Sometimes, a person we barely know influences us in ways unimaginable. Whether through counsel, encouragement, praise, or even chiding.
Recently, John Szymczak passed. Nearly twenty years ago, I was at a crossroads in my career. Deciding whether to continue working in senior corporate human resources management or start an organization development firm, I sought the counsel of Mr. Szymczak.
John was well known in Western New York and beyond as a career transition specialist. He had helped thousands of men and women of all ages and backgrounds search for employment and/or find their niche. He was an executive coach before the profession became in vogue.
When I voiced my interest in starting a business, John listened attentively.

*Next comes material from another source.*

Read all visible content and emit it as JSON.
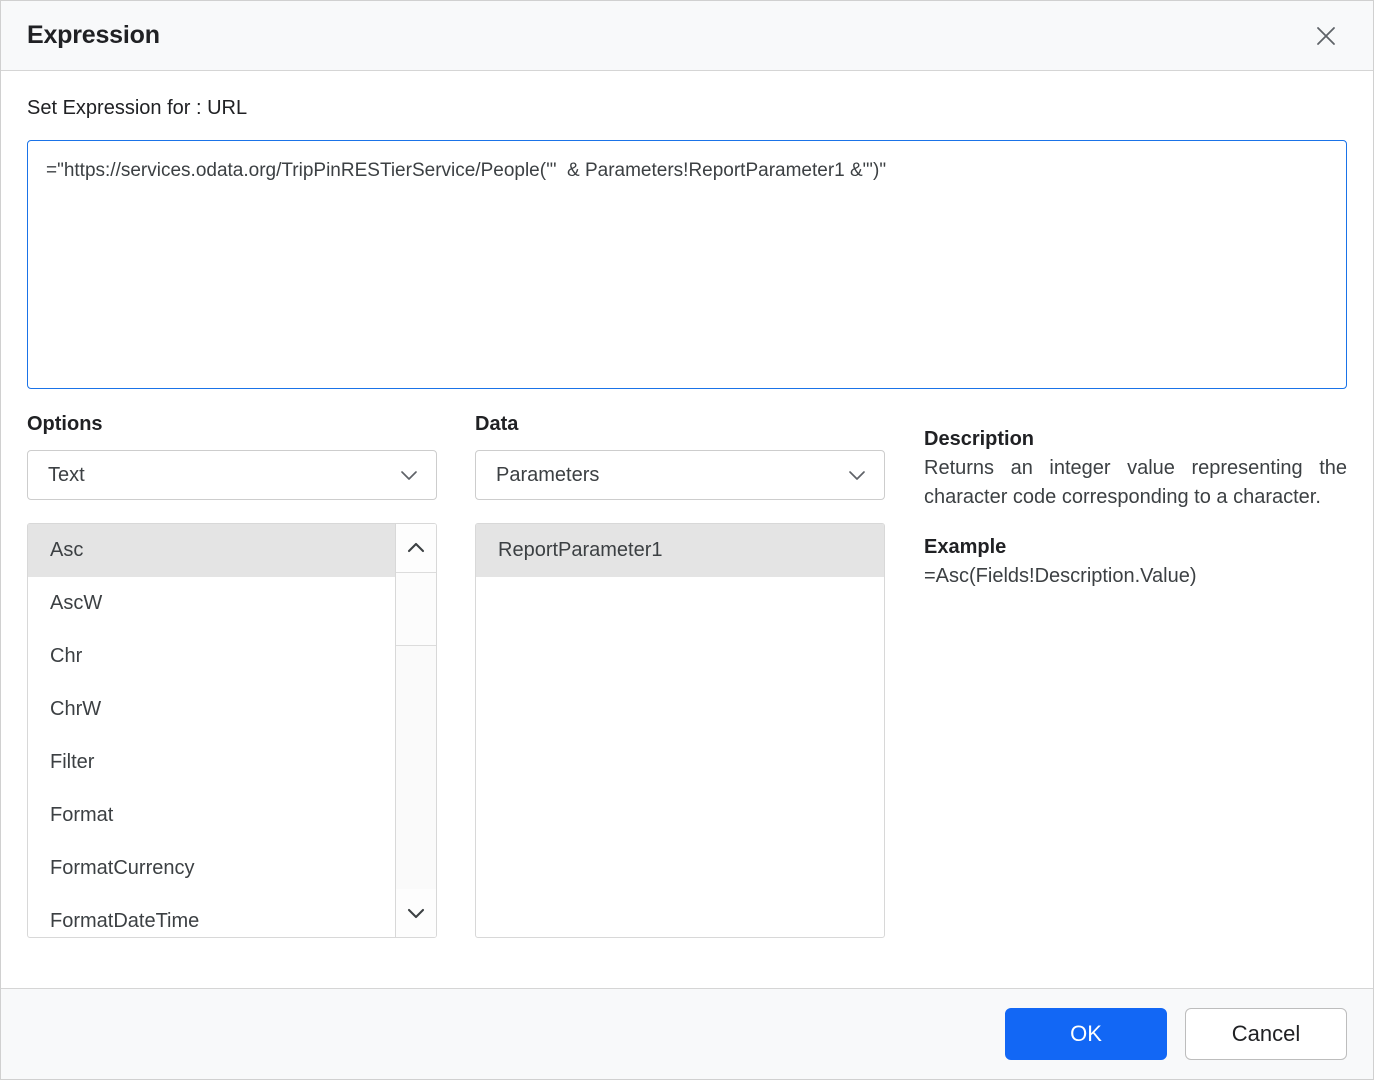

He deftly challenged my idea without killing my dream. Then, he offered a simple prescription, “If you are serious about this, share your business idea with 35 people. Do not try to sell them. Ask them what they think about your idea. And then, and only then, after you analyze and digest the information will you consider whether to start your business.”
John Szymczak had a knack for “cutting to the chase.” This was exceptionally valuable when dealing with results-oriented professionals and executives. I sure did not need the message and advice sugar-coated in anyway. John knew the risks associated with starting a business. He had the wisdom to not predict what level of success I would have in my business. Perhaps, he knew that a bit of uncertainty was the challenge I needed.

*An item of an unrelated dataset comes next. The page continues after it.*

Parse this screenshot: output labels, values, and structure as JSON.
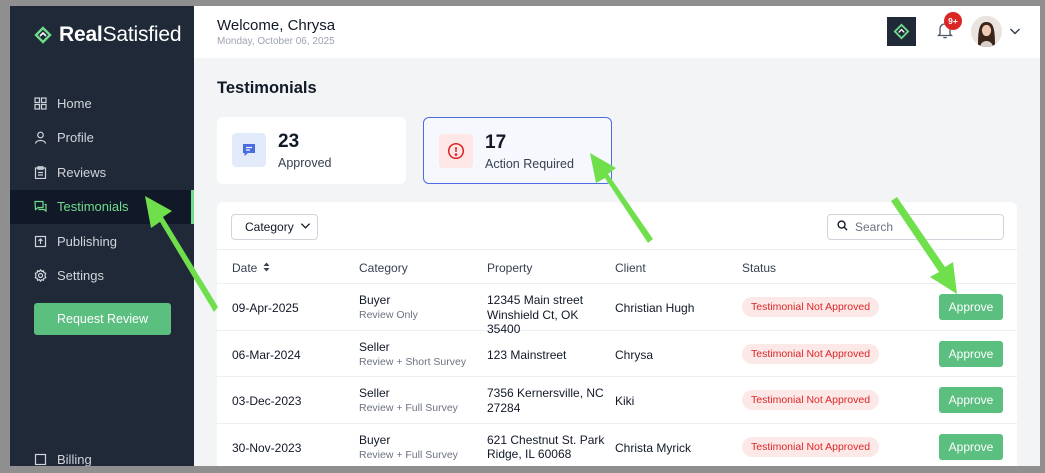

Twenty years later, I am glad I listened to John Szymczak, the career professional I barely knew. May his memory be eternal.